RF – Bryce Harper (23, L/R) owed $5 million

2015 Stats: .330/.460*/.649* with 172 hits, 42* home runs, 1 triple, 38 doubles, 99 RBIs, 118* runs scored, 6 stolen bases (10 attempts), 124 walks, and 131 strikeouts in 153 games.

*Indicates led National League

Coming off one of the greatest offensive seasons by a 22-year old in MLB history, expectations have never been higher for the Nats’ right fielder. Owner of the perfect combination of patience, power, and consistency, Harper will look to carry on his success from his MVP season. As if there were any need for improvement, Bryce will be looking to cut down on strikeouts and be more aggressive on the basepaths.


1B – Ryan Zimmerman (31, R/R) owed $14 million

2015 Stats: .249/.308/.465 with 86 hits, 16 home runs, 1 triple, 25 doubles, 73 RBIs, 43 runs scored, 1 stolen base (1 attempt), 33 walks, and 79 strikeouts in 95 games.

Zimmerman made an appearance in less than 100 games for the second consecutive season, leaving this particular baseball writer skeptical about his ability to stay healthy entering his age-31 season. When he is on the field, however, the former Face of the Franchise can be one of the most dangerous hitters in the Nationals’ lineup. Given a full season, it isn’t unreasonable to expect 25 homers out of him.

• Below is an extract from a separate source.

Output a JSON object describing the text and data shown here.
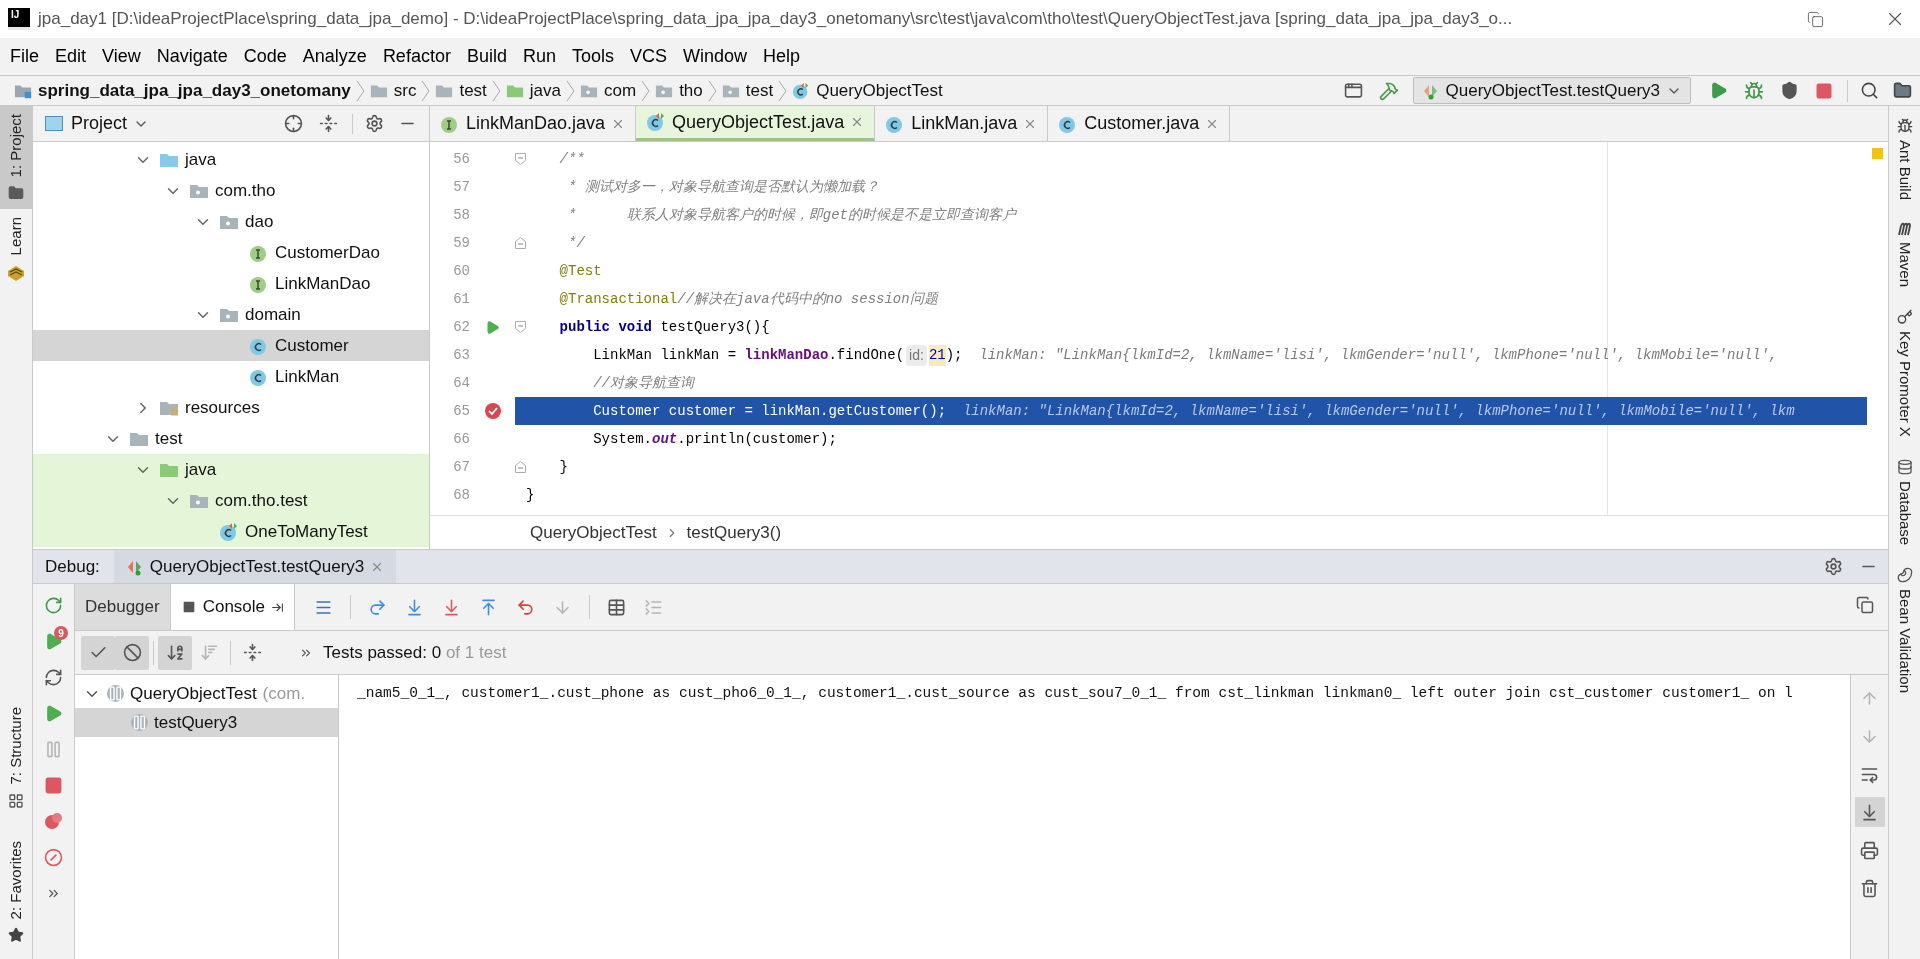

No. 5 Hitter

3B – Anthony Rendon (25, R/R) projected to earn $2.5 million in arbitration**

2015 Stats: .264/.344/.363 with 82 hits, 5 home runs, 0 triples, 16 doubles, 25 RBIs, 43 runs scored, 1 stolen base (2 attempts), 36 walks, and 70 strikeouts in 80 games.

The injuries that plagued Anthony Rendon throughout his high school and college career hit him right in the face in 2015, limiting him to 80 games only a season removed from a top-5 finish in MVP voting. At only 25-years old, Rendon could very well be one of the best players in baseball once again in 2016. He will be able to start the season fully healthy at his natural position of third base for the first time in his young career, and could be poised for a big season.

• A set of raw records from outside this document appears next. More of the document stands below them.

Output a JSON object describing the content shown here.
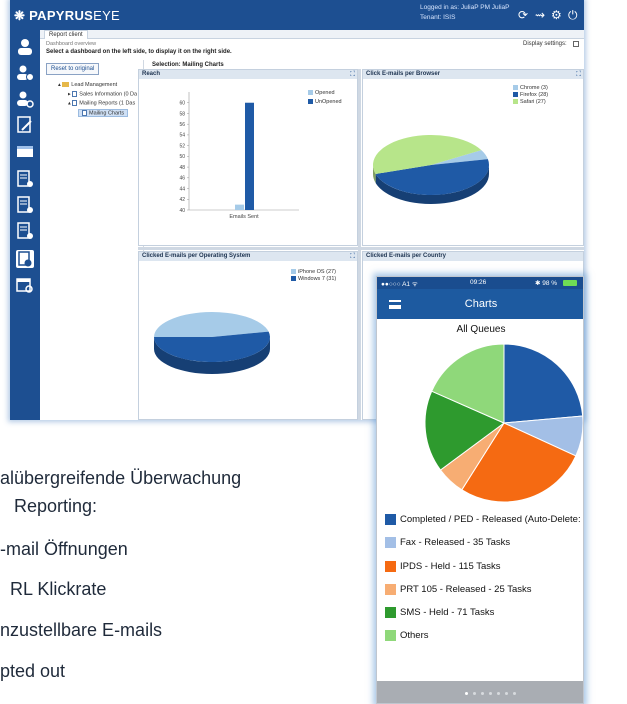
{
  "app": {
    "logo_brand": "PAPYRUS",
    "logo_eye": "EYE",
    "logged_in": "Logged in as:  JuliaP   PM JuliaP",
    "tenant": "Tenant: ISIS"
  },
  "tab": {
    "label": "Report client"
  },
  "breadcrumb": "Dashboard overview",
  "hint": "Select a dashboard on the left side, to display it on the right side.",
  "display_settings": "Display settings:",
  "tree": {
    "reset_label": "Reset to original",
    "items": [
      "Lead Management",
      "Sales Information (0 Da",
      "Mailing Reports (1 Das",
      "Mailing Charts"
    ]
  },
  "selection_title": "Selection: Mailing Charts",
  "panels": {
    "reach": "Reach",
    "browser": "Click E-mails per Browser",
    "os": "Clicked E-mails per Operating System",
    "country": "Clicked E-mails per Country"
  },
  "colors": {
    "nav": "#1d4f91",
    "opened": "#a6cbe8",
    "unopened": "#1f5aa6",
    "green": "#b7e58a"
  },
  "chart_data": [
    {
      "type": "bar",
      "title": "Reach",
      "categories": [
        "Emails Sent"
      ],
      "series": [
        {
          "name": "Opened",
          "values": [
            41
          ]
        },
        {
          "name": "UnOpened",
          "values": [
            60
          ]
        }
      ],
      "ylim": [
        40,
        62
      ],
      "yticks": [
        "60",
        "58",
        "56",
        "54",
        "52",
        "50",
        "48",
        "46",
        "44",
        "42",
        "40"
      ],
      "legend": "top-right"
    },
    {
      "type": "pie",
      "title": "Click E-mails per Browser",
      "labels": [
        "Chrome (3)",
        "Firefox (28)",
        "Safari (27)"
      ],
      "values": [
        3,
        28,
        27
      ],
      "colors": [
        "#a6cbe8",
        "#1f5aa6",
        "#b7e58a"
      ]
    },
    {
      "type": "pie",
      "title": "Clicked E-mails per Operating System",
      "labels": [
        "iPhone OS (27)",
        "Windows 7 (31)"
      ],
      "values": [
        27,
        31
      ],
      "colors": [
        "#a6cbe8",
        "#1f5aa6"
      ]
    },
    {
      "type": "pie",
      "title": "All Queues",
      "labels": [
        "Completed / PED - Released (Auto-Delete: Hou",
        "Fax - Released - 35 Tasks",
        "IPDS - Held - 115 Tasks",
        "PRT 105 - Released - 25 Tasks",
        "SMS - Held - 71 Tasks",
        "Others"
      ],
      "values": [
        100,
        35,
        115,
        25,
        71,
        78
      ],
      "colors": [
        "#1f5aa6",
        "#a3bfe6",
        "#f56a12",
        "#f7ad73",
        "#2e9a2e",
        "#8fd87a"
      ]
    }
  ],
  "phone": {
    "carrier": "●●○○○ A1 ᯤ",
    "time": "09:26",
    "battery": "✱ 98 %",
    "header": "Charts",
    "chart_title": "All Queues"
  },
  "bullets": [
    "alübergreifende Überwachung",
    "Reporting:",
    "-mail Öffnungen",
    "RL Klickrate",
    "nzustellbare E-mails",
    "pted out"
  ]
}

More from Nationals News

No. 6 Hitter

C – Wilson Ramos (28, R/R) projected to earn $5.3 million in arbitration**

2015 Stats: .229/.258/.358 with 109 hits, 15 home runs, 0 triples, 16 doubles, 68 RBIs, 41 runs scored, 0 stolen bases (0 attempts), 21 walks, and 101 strikeouts in 128 games.

The story with Ramos was always along the lines of, ‘just give him a full season and he’ll perform.’ Well, he got his full season, but the results just weren’t there. Given that he can’t even run at full speed, constantly grounds into double plays, and hardly ever draws walks, the book on Wilson Ramos may already be written. He will still be able to provide decent power, but needless to say, expectations will be at an all-time low for the Venezuelan catcher heading into next season.

No. 7 Hitter

SS – Danny Espinosa (28, S/R) projected to earn $2.7 million in arbitration**

2015 Stats: .240/.311/.409 with 88 hits, 13 home runs, 1 triple, 21 doubles, 37 RBIs, 59 runs scored, 5 stolen bases (7 attempts), 33 walks, and 106 strikeouts in 118 games.

Essentially a poor man’s Ben Zobrist, Espinosa boasts experience at all four infield positions and the corner outfield while batting from both sides of the plate. After putting together his first ever season with less strikeouts than games played, Espi will be looking to crack the Opening Day lineup at shortstop for the first time in his career. For a basic breakdown of his platoon splits, here’s the gist: he hits for power from the left side and average from the right.

No. 8 Hitter

CF – Michael Taylor (24, R/R) owed approximately $500,000

2015 Stats: .229/.282/.358 with 108 hits, 14 home runs, 2 triples, 15 doubles, 63 RBIs, 49 runs scored, 16 stolen bases (19 attempts), 35 walks, and 158 strikeouts in 138 games.

In 2015, Taylor ranked tied for ninth in the MLB in strikeouts, but had less at-bats than all eight of the players ahead of him. His inability to cut down on the K’s is a concerning red flag for an organization that was betting on him taking over the starting center field job in 2016. Keeping that in mind, Taylor is only 24. There is no reason to think that there aren’t many bright years ahead of him.

**Projections according to MLBTR’s Tim Dierkes